So I didn't show up too early for an appearance by John McCain at Martin Luther High School - and was relegated to the "remote" room where we Wisconsinites often seem to end up.

Watched him along with a couple hundred others on two television screens that could, as easily, have been transmitting from Tuscaloosa.

Sometimes, though - lo and behold - the world comes to you.

No sooner did the man walk off the screen at the end of his event, than he came through the door. Right there in the scarred and wrinkled flesh.

This is Wisconsin in 2008, baby. We're all in the front row now.

"Wisconsin," as Congressman Paul Ryan was quoted as saying, "is going to be the center of the political universe."

At least for John McCain.

And the first impression?

"Very pale," said Morgan Johnson, a senior at Muskego High School who just turned 18 and was there with her aunt. "That was the first thing I noticed about him."

Yep. There's been a lot of speculation about Barack Obama becoming the blackest president ever. John McCain might just become the whitest.

But, allowed Morgan, "he looked good for his age."

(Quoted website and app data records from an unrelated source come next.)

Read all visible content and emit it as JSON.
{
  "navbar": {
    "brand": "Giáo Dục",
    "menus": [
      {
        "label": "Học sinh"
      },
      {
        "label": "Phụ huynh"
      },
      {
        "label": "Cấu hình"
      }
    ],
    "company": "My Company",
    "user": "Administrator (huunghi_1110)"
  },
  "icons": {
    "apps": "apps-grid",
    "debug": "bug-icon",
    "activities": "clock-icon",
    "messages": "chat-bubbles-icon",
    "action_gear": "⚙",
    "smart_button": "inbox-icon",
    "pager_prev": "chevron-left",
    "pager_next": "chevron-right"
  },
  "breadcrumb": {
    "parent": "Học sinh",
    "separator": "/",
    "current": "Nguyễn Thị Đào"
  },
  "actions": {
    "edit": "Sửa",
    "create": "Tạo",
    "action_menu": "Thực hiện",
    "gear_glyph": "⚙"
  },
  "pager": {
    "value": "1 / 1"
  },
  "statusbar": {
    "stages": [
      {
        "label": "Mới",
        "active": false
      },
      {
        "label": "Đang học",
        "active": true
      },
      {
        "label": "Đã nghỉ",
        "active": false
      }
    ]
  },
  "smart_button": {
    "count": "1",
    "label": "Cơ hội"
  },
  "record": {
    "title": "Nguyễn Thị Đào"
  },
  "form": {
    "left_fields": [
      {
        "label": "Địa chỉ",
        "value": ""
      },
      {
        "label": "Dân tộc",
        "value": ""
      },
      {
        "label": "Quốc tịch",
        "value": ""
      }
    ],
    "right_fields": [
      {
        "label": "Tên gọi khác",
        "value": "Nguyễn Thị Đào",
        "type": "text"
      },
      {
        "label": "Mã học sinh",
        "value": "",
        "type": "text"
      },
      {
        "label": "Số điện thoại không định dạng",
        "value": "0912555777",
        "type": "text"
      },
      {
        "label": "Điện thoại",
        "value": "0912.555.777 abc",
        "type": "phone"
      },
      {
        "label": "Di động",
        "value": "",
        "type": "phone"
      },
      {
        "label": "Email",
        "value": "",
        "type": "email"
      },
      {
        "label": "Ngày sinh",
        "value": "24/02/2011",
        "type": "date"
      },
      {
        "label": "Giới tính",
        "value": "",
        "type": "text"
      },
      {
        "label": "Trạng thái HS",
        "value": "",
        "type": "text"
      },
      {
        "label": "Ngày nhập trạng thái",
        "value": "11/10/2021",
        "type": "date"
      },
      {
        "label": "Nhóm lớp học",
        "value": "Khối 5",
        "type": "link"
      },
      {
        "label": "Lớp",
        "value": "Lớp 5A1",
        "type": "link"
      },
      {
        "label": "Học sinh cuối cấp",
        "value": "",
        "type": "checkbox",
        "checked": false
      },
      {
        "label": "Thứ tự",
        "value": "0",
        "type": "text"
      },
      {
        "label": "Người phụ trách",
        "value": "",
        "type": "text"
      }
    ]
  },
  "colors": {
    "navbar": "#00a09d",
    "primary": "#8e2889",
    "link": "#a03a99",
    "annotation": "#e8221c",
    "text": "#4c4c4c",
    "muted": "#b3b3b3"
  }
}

The truth is that McCain, who is 71, gets younger when he walks right up and starts talking.
This is no somnambulant Reagan. You don't worry about him being under-engaged. You worry about him being over-engaged.

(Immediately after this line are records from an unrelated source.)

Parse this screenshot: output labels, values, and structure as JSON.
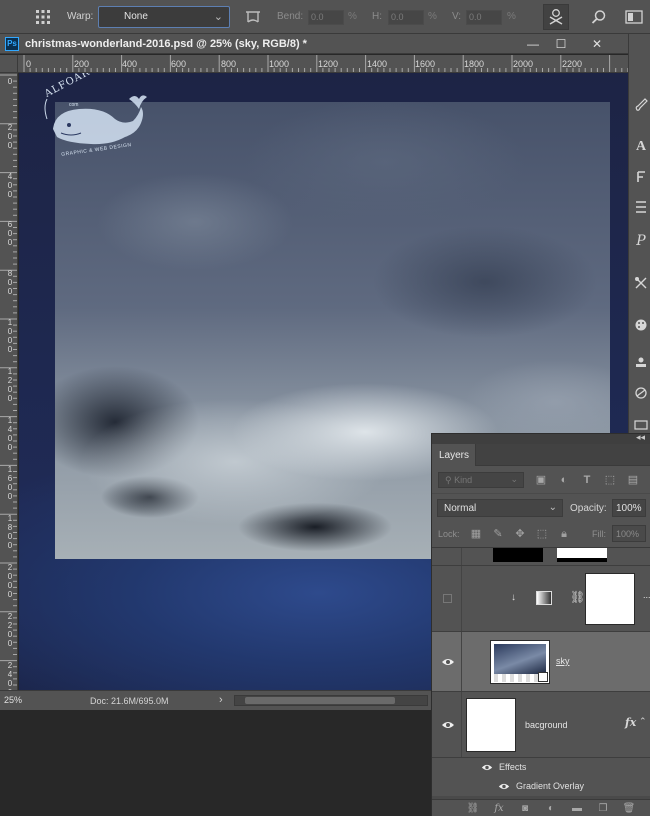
{
  "options_bar": {
    "warp_label": "Warp:",
    "warp_value": "None",
    "bend_label": "Bend:",
    "bend_value": "0.0",
    "h_label": "H:",
    "h_value": "0.0",
    "v_label": "V:",
    "v_value": "0.0",
    "percent": "%"
  },
  "document": {
    "app_badge": "Ps",
    "title": "christmas-wonderland-2016.psd @ 25% (sky, RGB/8) *",
    "minimize": "—",
    "restore": "☐",
    "close": "✕"
  },
  "rulers": {
    "horizontal": [
      "0",
      "200",
      "400",
      "600",
      "800",
      "1000",
      "1200",
      "1400",
      "1600",
      "1800",
      "2000",
      "2200"
    ],
    "vertical": [
      "0",
      "200",
      "400",
      "600",
      "800",
      "1000",
      "1200",
      "1400",
      "1600",
      "1800",
      "2000",
      "2200",
      "2400"
    ]
  },
  "logo": {
    "name": "ALFOART",
    "sub": "com",
    "tagline": "GRAPHIC & WEB DESIGN"
  },
  "status_bar": {
    "zoom": "25%",
    "doc_info": "Doc: 21.6M/695.0M",
    "arrow": "›"
  },
  "layers_panel": {
    "tab": "Layers",
    "collapse": "◂◂",
    "filter_kind": "Kind",
    "blend_mode": "Normal",
    "opacity_label": "Opacity:",
    "opacity_value": "100%",
    "lock_label": "Lock:",
    "fill_label": "Fill:",
    "fill_value": "100%",
    "layers": [
      {
        "name": ""
      },
      {
        "name": "",
        "clip_arrow": "↓"
      },
      {
        "name": "sky"
      },
      {
        "name": "bacground",
        "fx": "fx"
      }
    ],
    "effects_label": "Effects",
    "effect_name": "Gradient Overlay",
    "more": "..."
  },
  "icons": {
    "toolbar": [
      "grid-icon",
      "warp-icon",
      "cancel-icon",
      "search-icon",
      "workspace-icon"
    ],
    "right_tools": [
      "brush-icon",
      "type-icon",
      "paragraph-icon",
      "align-icon",
      "glyph-icon",
      "tools-icon",
      "palette-icon",
      "stamp-icon",
      "paths-icon"
    ],
    "footer": [
      "link-icon",
      "fx-icon",
      "mask-icon",
      "adjustment-icon",
      "folder-icon",
      "new-layer-icon",
      "trash-icon"
    ]
  },
  "colors": {
    "accent": "#31a8ff",
    "panel": "#535353",
    "workspace": "#282828"
  }
}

With all due respect to the "McSame" crowd, this is not George W. Bush either. I mean, with our current president, you cringe every time you hear him try to pronounce Ahmadinejad.

With McCain, you worry a little he is pronouncing it with extreme fluidity, over and over, in his sleep.

Obama, then again, is apt to add a "Sir" at the end and say it in person - without preconditions.
Morgan's aunt, Lisa Klug, asked the best question of the day.

She asked McCain what he "would say to Morgan to get her to vote for you instead of Obama."

Morgan is a self-described moderate who would have voted for Hillary in the primary, had she been 18. And she lives in Wisconsin, where John Kerry beat George Bush by fewer than 12,000 votes - which means she could well be a president-maker.

Many of her peers like Obama.

"He is young," she said. "I am not going to lie. I think his race has a lot to do with it."

She, personally, is basing her vote on other things.

"Base it on issues," Morgan said.

McCain walked spryly over and responded to Lisa's question by making light of his years. What America really needs now is a president who is "very, very, very, very , very old," he said, repeating a joke from "Saturday Night Live."

Then he told Lisa, in a more serious vein, that he will "try to make sure (Morgan) can believe she will inherit a safer and more prosperous world."

Therein lies the rub, of course. Elections are about the future, and to a lot of young eyes, McCain looks like the past.

Not to Morgan, though. She likes his experience and his fiscal conservatism. Likes him on a personal basis. Thought he looked good. Is inclined to vote for him.

All you wonder now is if he can repeat the feat.
About 12,000 or so times.